Compare any two graphics cards:
Geforce GTX 760 vs Radeon R9 270
IntroThe Geforce GTX 760 comes with a GPU core clock speed of 980 MHz, and the 2048 MB of GDDR5 RAM runs at 1502 MHz through a 256-bit bus. It also features 1152 SPUs, 96 Texture Address Units, and 32 ROPs.
Compare those specifications to the Radeon R9 270, which uses a 28 nm design. AMD has clocked the core speed at 900 MHz. The GDDR5 memory works at a frequency of 1400 MHz on this specific card. It features 1280 SPUs as well as 80 TAUs and 32 ROPs.
(No game benchmarks for this combination yet.)
Power Usage and Theoretical Benchmarks
Power Consumption (Max TDP)
In theory, the Geforce GTX 760 is 7% faster than the Radeon R9 270 overall, due to its greater data rate. (explain)
Texel RateThe Geforce GTX 760 will be much (about 31%) better at texture filtering than the Radeon R9 270. (explain)
Pixel RateIf running with lots of anti-aliasing is important to you, then the Geforce GTX 760 is a better choice, but only just. (explain)
Please note that the above 'benchmarks' are all just theoretical - the results were calculated based on the card's specifications, and real-world performance may (and probably will) vary at least a bit.
Please note that the price comparisons are based on search keywords - sometimes it might show cards with very similar names that are not exactly the same as the one chosen in the comparison. We do try to filter out the wrong results as best we can, though.
Memory Bandwidth: Bandwidth is the largest amount of information (counted in MB per second) that can be transported over the external memory interface in a second. It is calculated by multiplying the bus width by its memory speed. In the case of DDR memory, it must be multiplied by 2 again. If it uses DDR5, multiply by 4 instead. The higher the card's memory bandwidth, the better the card will be in general. It especially helps with anti-aliasing, High Dynamic Range and higher screen resolutions.
Texel Rate: Texel rate is the maximum number of texture map elements (texels) that are applied per second. This figure is worked out by multiplying the total number of texture units by the core clock speed of the chip. The better this number, the better the video card will be at handling texture filtering (anisotropic filtering - AF). It is measured in millions of texels applied in one second.
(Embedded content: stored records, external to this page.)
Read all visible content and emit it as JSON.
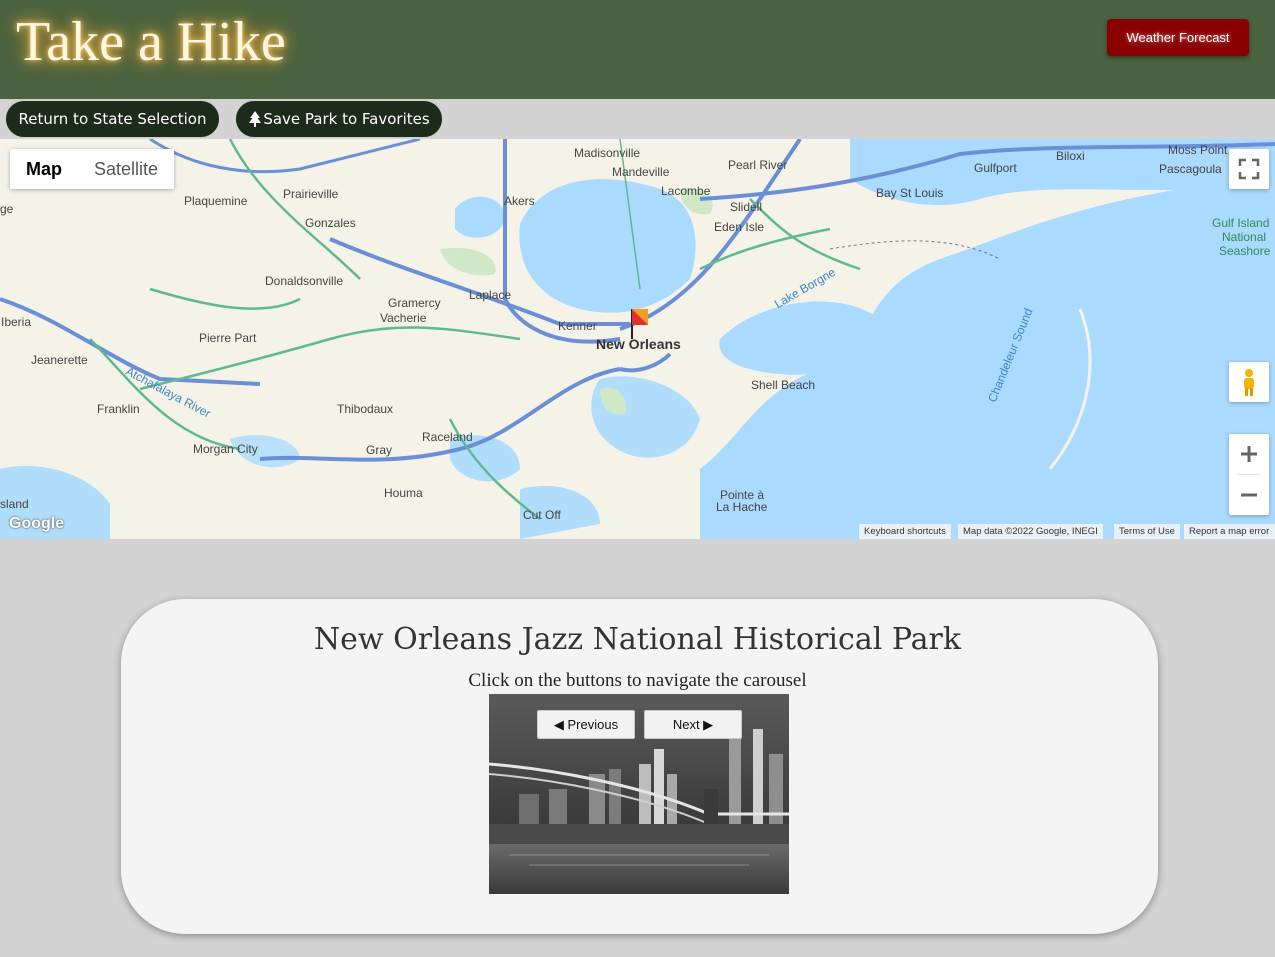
{
  "header": {
    "title": "Take a Hike",
    "weather_button": "Weather Forecast"
  },
  "actions": {
    "return_label": "Return to State Selection",
    "save_label": "Save Park to Favorites"
  },
  "map": {
    "type_map": "Map",
    "type_satellite": "Satellite",
    "logo": "Google",
    "attribution": {
      "shortcuts": "Keyboard shortcuts",
      "data": "Map data ©2022 Google, INEGI",
      "terms": "Terms of Use",
      "report": "Report a map error"
    },
    "labels": {
      "new_orleans": "New Orleans",
      "kenner": "Kenner",
      "laplace": "Laplace",
      "madisonville": "Madisonville",
      "mandeville": "Mandeville",
      "pearl_river": "Pearl River",
      "lacombe": "Lacombe",
      "slidell": "Slidell",
      "eden_isle": "Eden Isle",
      "akers": "Akers",
      "prairieville": "Prairieville",
      "plaquemine": "Plaquemine",
      "gonzales": "Gonzales",
      "donaldsonville": "Donaldsonville",
      "gramercy": "Gramercy",
      "vacherie": "Vacherie",
      "pierre_part": "Pierre Part",
      "jeanerette": "Jeanerette",
      "iberia": "Iberia",
      "franklin": "Franklin",
      "thibodaux": "Thibodaux",
      "raceland": "Raceland",
      "morgan_city": "Morgan City",
      "gray": "Gray",
      "houma": "Houma",
      "cut_off": "Cut Off",
      "shell_beach": "Shell Beach",
      "pointe_a_la_hache_1": "Pointe à",
      "pointe_a_la_hache_2": "La Hache",
      "gulfport": "Gulfport",
      "biloxi": "Biloxi",
      "bay_st_louis": "Bay St Louis",
      "moss_point": "Moss Point",
      "pascagoula": "Pascagoula",
      "lake_borgne": "Lake Borgne",
      "chandeleur": "Chandeleur Sound",
      "atchafalaya": "Atchafalaya River",
      "gulf_islands_1": "Gulf Island",
      "gulf_islands_2": "National",
      "gulf_islands_3": "Seashore",
      "island": "sland",
      "ge": "ge"
    }
  },
  "park": {
    "name": "New Orleans Jazz National Historical Park",
    "instructions": "Click on the buttons to navigate the carousel",
    "prev_label": "◀ Previous",
    "next_label": "Next ▶"
  },
  "colors": {
    "header_bg": "#4a6340",
    "weather_btn": "#8b0000",
    "pill_bg": "#1d2b1b",
    "water": "#aadaff",
    "land": "#f5f3e8"
  }
}
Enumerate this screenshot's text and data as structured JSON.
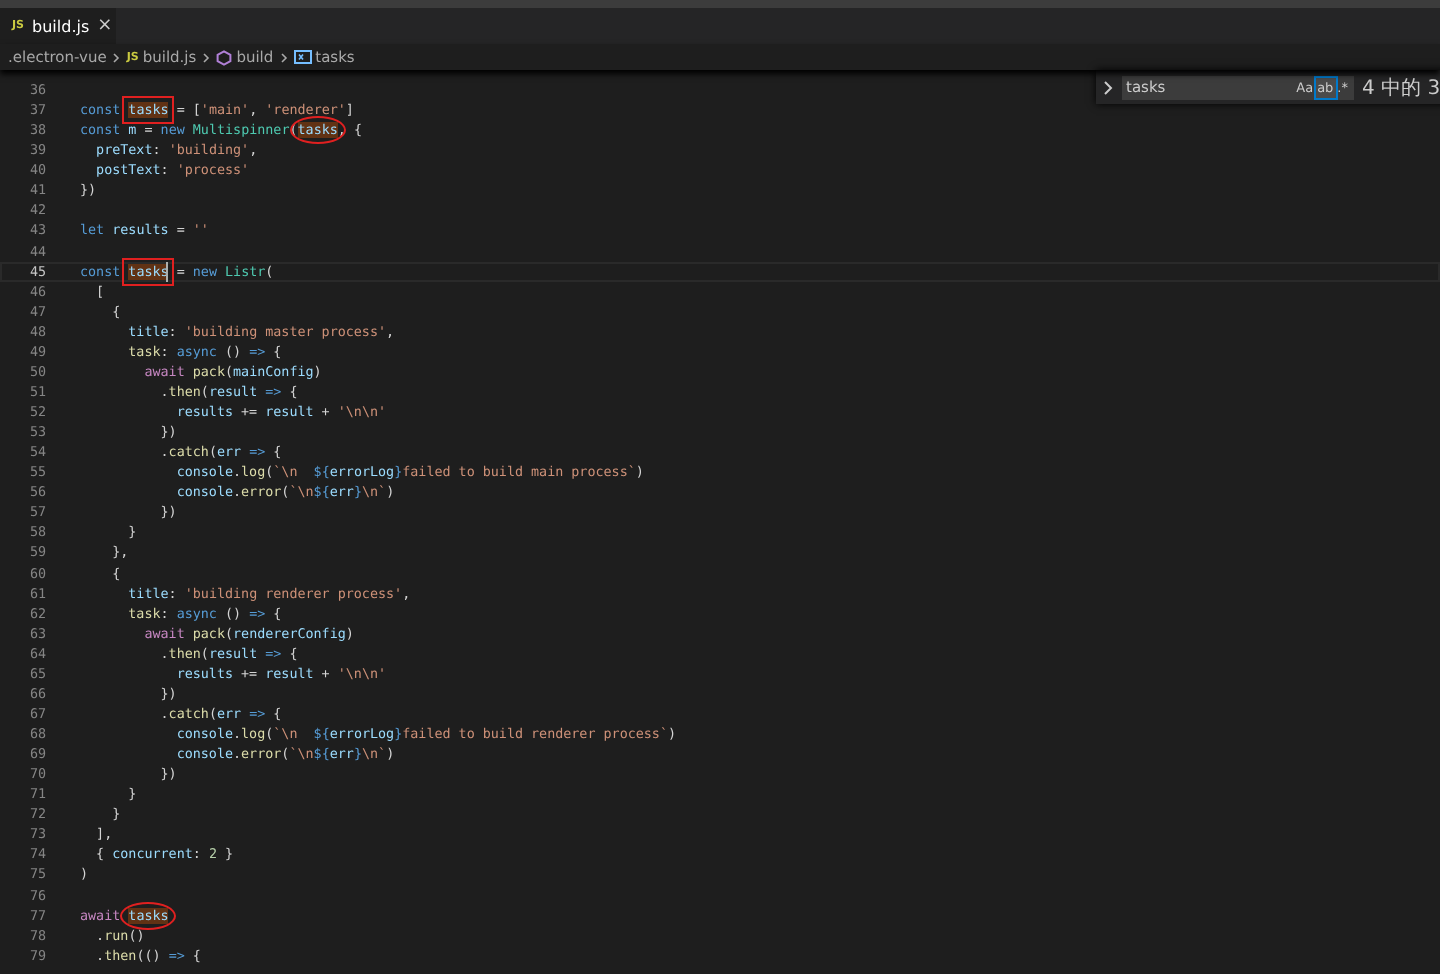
{
  "tabs": [
    {
      "icon_text": "JS",
      "label": "build.js",
      "close": "×",
      "selected": true
    }
  ],
  "breadcrumb": [
    {
      "kind": "folder",
      "label": ".electron-vue"
    },
    {
      "kind": "file",
      "icon_text": "JS",
      "label": "build.js"
    },
    {
      "kind": "function",
      "label": "build"
    },
    {
      "kind": "variable",
      "label": "tasks"
    }
  ],
  "find_widget": {
    "value": "tasks",
    "options": [
      {
        "label": "Aa",
        "selected": false
      },
      {
        "label": "ab",
        "selected": true
      },
      {
        "label": ".*",
        "selected": false
      }
    ],
    "count": "4 中的 3"
  },
  "lines": [
    {
      "number": "36",
      "current": false
    },
    {
      "number": "37",
      "current": false,
      "tokens": [
        {
          "kind": "kw",
          "text": "const "
        },
        {
          "kind": "match",
          "text": "tasks",
          "annotation": {
            "kind": "box"
          }
        },
        {
          "kind": "plain",
          "text": " = ["
        },
        {
          "kind": "str",
          "text": "'main'"
        },
        {
          "kind": "plain",
          "text": ", "
        },
        {
          "kind": "str",
          "text": "'renderer'"
        },
        {
          "kind": "plain",
          "text": "]"
        }
      ]
    },
    {
      "number": "38",
      "current": false,
      "tokens": [
        {
          "kind": "kw",
          "text": "const "
        },
        {
          "kind": "var",
          "text": "m"
        },
        {
          "kind": "plain",
          "text": " = "
        },
        {
          "kind": "kw",
          "text": "new "
        },
        {
          "kind": "cls",
          "text": "Multispinner"
        },
        {
          "kind": "plain",
          "text": "("
        },
        {
          "kind": "match",
          "text": "tasks",
          "annotation": {
            "kind": "ellipse"
          }
        },
        {
          "kind": "plain",
          "text": ", {"
        }
      ]
    },
    {
      "number": "39",
      "current": false,
      "tokens": [
        {
          "kind": "var",
          "text": "  preText"
        },
        {
          "kind": "plain",
          "text": ": "
        },
        {
          "kind": "str",
          "text": "'building'"
        },
        {
          "kind": "plain",
          "text": ","
        }
      ]
    },
    {
      "number": "40",
      "current": false,
      "tokens": [
        {
          "kind": "var",
          "text": "  postText"
        },
        {
          "kind": "plain",
          "text": ": "
        },
        {
          "kind": "str",
          "text": "'process'"
        }
      ]
    },
    {
      "number": "41",
      "current": false,
      "tokens": [
        {
          "kind": "plain",
          "text": "})"
        }
      ]
    },
    {
      "number": "42",
      "current": false
    },
    {
      "number": "43",
      "current": false,
      "tokens": [
        {
          "kind": "kw",
          "text": "let "
        },
        {
          "kind": "var",
          "text": "results"
        },
        {
          "kind": "plain",
          "text": " = "
        },
        {
          "kind": "str",
          "text": "''"
        }
      ]
    },
    {
      "number": "44",
      "current": false
    },
    {
      "number": "45",
      "current": true,
      "tokens": [
        {
          "kind": "kw",
          "text": "const "
        },
        {
          "kind": "match",
          "text": "tasks",
          "annotation": {
            "kind": "box"
          },
          "cursor": true
        },
        {
          "kind": "plain",
          "text": " = "
        },
        {
          "kind": "kw",
          "text": "new "
        },
        {
          "kind": "cls",
          "text": "Listr"
        },
        {
          "kind": "plain",
          "text": "("
        }
      ]
    },
    {
      "number": "46",
      "current": false,
      "tokens": [
        {
          "kind": "plain",
          "text": "  ["
        }
      ]
    },
    {
      "number": "47",
      "current": false,
      "tokens": [
        {
          "kind": "plain",
          "text": "    {"
        }
      ]
    },
    {
      "number": "48",
      "current": false,
      "tokens": [
        {
          "kind": "var",
          "text": "      title"
        },
        {
          "kind": "plain",
          "text": ": "
        },
        {
          "kind": "str",
          "text": "'building master process'"
        },
        {
          "kind": "plain",
          "text": ","
        }
      ]
    },
    {
      "number": "49",
      "current": false,
      "tokens": [
        {
          "kind": "fn",
          "text": "      task"
        },
        {
          "kind": "plain",
          "text": ": "
        },
        {
          "kind": "kw",
          "text": "async"
        },
        {
          "kind": "plain",
          "text": " () "
        },
        {
          "kind": "kw",
          "text": "=>"
        },
        {
          "kind": "plain",
          "text": " {"
        }
      ]
    },
    {
      "number": "50",
      "current": false,
      "tokens": [
        {
          "kind": "ctl",
          "text": "        await "
        },
        {
          "kind": "fn",
          "text": "pack"
        },
        {
          "kind": "plain",
          "text": "("
        },
        {
          "kind": "var",
          "text": "mainConfig"
        },
        {
          "kind": "plain",
          "text": ")"
        }
      ]
    },
    {
      "number": "51",
      "current": false,
      "tokens": [
        {
          "kind": "plain",
          "text": "          ."
        },
        {
          "kind": "fn",
          "text": "then"
        },
        {
          "kind": "plain",
          "text": "("
        },
        {
          "kind": "var",
          "text": "result"
        },
        {
          "kind": "kw",
          "text": " =>"
        },
        {
          "kind": "plain",
          "text": " {"
        }
      ]
    },
    {
      "number": "52",
      "current": false,
      "tokens": [
        {
          "kind": "var",
          "text": "            results"
        },
        {
          "kind": "plain",
          "text": " += "
        },
        {
          "kind": "var",
          "text": "result"
        },
        {
          "kind": "plain",
          "text": " + "
        },
        {
          "kind": "str",
          "text": "'\\n\\n'"
        }
      ]
    },
    {
      "number": "53",
      "current": false,
      "tokens": [
        {
          "kind": "plain",
          "text": "          })"
        }
      ]
    },
    {
      "number": "54",
      "current": false,
      "tokens": [
        {
          "kind": "plain",
          "text": "          ."
        },
        {
          "kind": "fn",
          "text": "catch"
        },
        {
          "kind": "plain",
          "text": "("
        },
        {
          "kind": "var",
          "text": "err"
        },
        {
          "kind": "kw",
          "text": " =>"
        },
        {
          "kind": "plain",
          "text": " {"
        }
      ]
    },
    {
      "number": "55",
      "current": false,
      "tokens": [
        {
          "kind": "var",
          "text": "            console"
        },
        {
          "kind": "plain",
          "text": "."
        },
        {
          "kind": "fn",
          "text": "log"
        },
        {
          "kind": "plain",
          "text": "("
        },
        {
          "kind": "str",
          "text": "`\\n  "
        },
        {
          "kind": "kw",
          "text": "${"
        },
        {
          "kind": "var",
          "text": "errorLog"
        },
        {
          "kind": "kw",
          "text": "}"
        },
        {
          "kind": "str",
          "text": "failed to build main process`"
        },
        {
          "kind": "plain",
          "text": ")"
        }
      ]
    },
    {
      "number": "56",
      "current": false,
      "tokens": [
        {
          "kind": "var",
          "text": "            console"
        },
        {
          "kind": "plain",
          "text": "."
        },
        {
          "kind": "fn",
          "text": "error"
        },
        {
          "kind": "plain",
          "text": "("
        },
        {
          "kind": "str",
          "text": "`\\n"
        },
        {
          "kind": "kw",
          "text": "${"
        },
        {
          "kind": "var",
          "text": "err"
        },
        {
          "kind": "kw",
          "text": "}"
        },
        {
          "kind": "str",
          "text": "\\n`"
        },
        {
          "kind": "plain",
          "text": ")"
        }
      ]
    },
    {
      "number": "57",
      "current": false,
      "tokens": [
        {
          "kind": "plain",
          "text": "          })"
        }
      ]
    },
    {
      "number": "58",
      "current": false,
      "tokens": [
        {
          "kind": "plain",
          "text": "      }"
        }
      ]
    },
    {
      "number": "59",
      "current": false,
      "tokens": [
        {
          "kind": "plain",
          "text": "    },"
        }
      ]
    },
    {
      "number": "60",
      "current": false,
      "tokens": [
        {
          "kind": "plain",
          "text": "    {"
        }
      ]
    },
    {
      "number": "61",
      "current": false,
      "tokens": [
        {
          "kind": "var",
          "text": "      title"
        },
        {
          "kind": "plain",
          "text": ": "
        },
        {
          "kind": "str",
          "text": "'building renderer process'"
        },
        {
          "kind": "plain",
          "text": ","
        }
      ]
    },
    {
      "number": "62",
      "current": false,
      "tokens": [
        {
          "kind": "fn",
          "text": "      task"
        },
        {
          "kind": "plain",
          "text": ": "
        },
        {
          "kind": "kw",
          "text": "async"
        },
        {
          "kind": "plain",
          "text": " () "
        },
        {
          "kind": "kw",
          "text": "=>"
        },
        {
          "kind": "plain",
          "text": " {"
        }
      ]
    },
    {
      "number": "63",
      "current": false,
      "tokens": [
        {
          "kind": "ctl",
          "text": "        await "
        },
        {
          "kind": "fn",
          "text": "pack"
        },
        {
          "kind": "plain",
          "text": "("
        },
        {
          "kind": "var",
          "text": "rendererConfig"
        },
        {
          "kind": "plain",
          "text": ")"
        }
      ]
    },
    {
      "number": "64",
      "current": false,
      "tokens": [
        {
          "kind": "plain",
          "text": "          ."
        },
        {
          "kind": "fn",
          "text": "then"
        },
        {
          "kind": "plain",
          "text": "("
        },
        {
          "kind": "var",
          "text": "result"
        },
        {
          "kind": "kw",
          "text": " =>"
        },
        {
          "kind": "plain",
          "text": " {"
        }
      ]
    },
    {
      "number": "65",
      "current": false,
      "tokens": [
        {
          "kind": "var",
          "text": "            results"
        },
        {
          "kind": "plain",
          "text": " += "
        },
        {
          "kind": "var",
          "text": "result"
        },
        {
          "kind": "plain",
          "text": " + "
        },
        {
          "kind": "str",
          "text": "'\\n\\n'"
        }
      ]
    },
    {
      "number": "66",
      "current": false,
      "tokens": [
        {
          "kind": "plain",
          "text": "          })"
        }
      ]
    },
    {
      "number": "67",
      "current": false,
      "tokens": [
        {
          "kind": "plain",
          "text": "          ."
        },
        {
          "kind": "fn",
          "text": "catch"
        },
        {
          "kind": "plain",
          "text": "("
        },
        {
          "kind": "var",
          "text": "err"
        },
        {
          "kind": "kw",
          "text": " =>"
        },
        {
          "kind": "plain",
          "text": " {"
        }
      ]
    },
    {
      "number": "68",
      "current": false,
      "tokens": [
        {
          "kind": "var",
          "text": "            console"
        },
        {
          "kind": "plain",
          "text": "."
        },
        {
          "kind": "fn",
          "text": "log"
        },
        {
          "kind": "plain",
          "text": "("
        },
        {
          "kind": "str",
          "text": "`\\n  "
        },
        {
          "kind": "kw",
          "text": "${"
        },
        {
          "kind": "var",
          "text": "errorLog"
        },
        {
          "kind": "kw",
          "text": "}"
        },
        {
          "kind": "str",
          "text": "failed to build renderer process`"
        },
        {
          "kind": "plain",
          "text": ")"
        }
      ]
    },
    {
      "number": "69",
      "current": false,
      "tokens": [
        {
          "kind": "var",
          "text": "            console"
        },
        {
          "kind": "plain",
          "text": "."
        },
        {
          "kind": "fn",
          "text": "error"
        },
        {
          "kind": "plain",
          "text": "("
        },
        {
          "kind": "str",
          "text": "`\\n"
        },
        {
          "kind": "kw",
          "text": "${"
        },
        {
          "kind": "var",
          "text": "err"
        },
        {
          "kind": "kw",
          "text": "}"
        },
        {
          "kind": "str",
          "text": "\\n`"
        },
        {
          "kind": "plain",
          "text": ")"
        }
      ]
    },
    {
      "number": "70",
      "current": false,
      "tokens": [
        {
          "kind": "plain",
          "text": "          })"
        }
      ]
    },
    {
      "number": "71",
      "current": false,
      "tokens": [
        {
          "kind": "plain",
          "text": "      }"
        }
      ]
    },
    {
      "number": "72",
      "current": false,
      "tokens": [
        {
          "kind": "plain",
          "text": "    }"
        }
      ]
    },
    {
      "number": "73",
      "current": false,
      "tokens": [
        {
          "kind": "plain",
          "text": "  ],"
        }
      ]
    },
    {
      "number": "74",
      "current": false,
      "tokens": [
        {
          "kind": "plain",
          "text": "  { "
        },
        {
          "kind": "var",
          "text": "concurrent"
        },
        {
          "kind": "plain",
          "text": ": "
        },
        {
          "kind": "num",
          "text": "2"
        },
        {
          "kind": "plain",
          "text": " }"
        }
      ]
    },
    {
      "number": "75",
      "current": false,
      "tokens": [
        {
          "kind": "plain",
          "text": ")"
        }
      ]
    },
    {
      "number": "76",
      "current": false
    },
    {
      "number": "77",
      "current": false,
      "tokens": [
        {
          "kind": "ctl",
          "text": "await "
        },
        {
          "kind": "match",
          "text": "tasks",
          "annotation": {
            "kind": "ellipse"
          }
        }
      ]
    },
    {
      "number": "78",
      "current": false,
      "tokens": [
        {
          "kind": "plain",
          "text": "  ."
        },
        {
          "kind": "fn",
          "text": "run"
        },
        {
          "kind": "plain",
          "text": "()"
        }
      ]
    },
    {
      "number": "79",
      "current": false,
      "tokens": [
        {
          "kind": "plain",
          "text": "  ."
        },
        {
          "kind": "fn",
          "text": "then"
        },
        {
          "kind": "plain",
          "text": "(() "
        },
        {
          "kind": "kw",
          "text": "=>"
        },
        {
          "kind": "plain",
          "text": " {"
        }
      ]
    }
  ]
}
Pixel Rate: Pixel rate is the most pixels the graphics card could possibly record to the local memory in one second - measured in millions of pixels per second. The figure is worked out by multiplying the amount of Render Output Units by the the core speed of the card. ROPs (Raster Operations Pipelines - sometimes also referred to as Render Output Units) are responsible for drawing the pixels (image) on the screen. The actual pixel fill rate is also dependant on many other factors, most notably the memory bandwidth of the card - the lower the bandwidth is, the lower the potential to reach the max fill rate.